:: Exercise requirements ::
In the entries below, some lines hold the string "icon"; please say how many, giving the number and nothing else.

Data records

*** Begin section ***

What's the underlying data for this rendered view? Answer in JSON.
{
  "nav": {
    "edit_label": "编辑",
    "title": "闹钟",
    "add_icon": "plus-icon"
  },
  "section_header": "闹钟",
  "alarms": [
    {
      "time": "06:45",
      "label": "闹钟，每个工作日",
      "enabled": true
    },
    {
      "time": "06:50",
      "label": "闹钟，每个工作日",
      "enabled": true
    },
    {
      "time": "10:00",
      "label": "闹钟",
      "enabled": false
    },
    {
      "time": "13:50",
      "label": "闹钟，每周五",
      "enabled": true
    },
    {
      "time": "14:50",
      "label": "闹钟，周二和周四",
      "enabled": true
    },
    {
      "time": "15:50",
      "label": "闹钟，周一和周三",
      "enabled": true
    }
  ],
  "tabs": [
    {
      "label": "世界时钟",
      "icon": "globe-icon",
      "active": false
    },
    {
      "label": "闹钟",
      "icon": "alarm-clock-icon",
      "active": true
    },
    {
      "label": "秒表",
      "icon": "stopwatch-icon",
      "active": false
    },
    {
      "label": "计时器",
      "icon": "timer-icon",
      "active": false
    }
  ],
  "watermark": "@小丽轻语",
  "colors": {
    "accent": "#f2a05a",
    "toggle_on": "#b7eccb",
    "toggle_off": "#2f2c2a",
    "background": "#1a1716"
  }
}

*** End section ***

:: Output for this task ::
5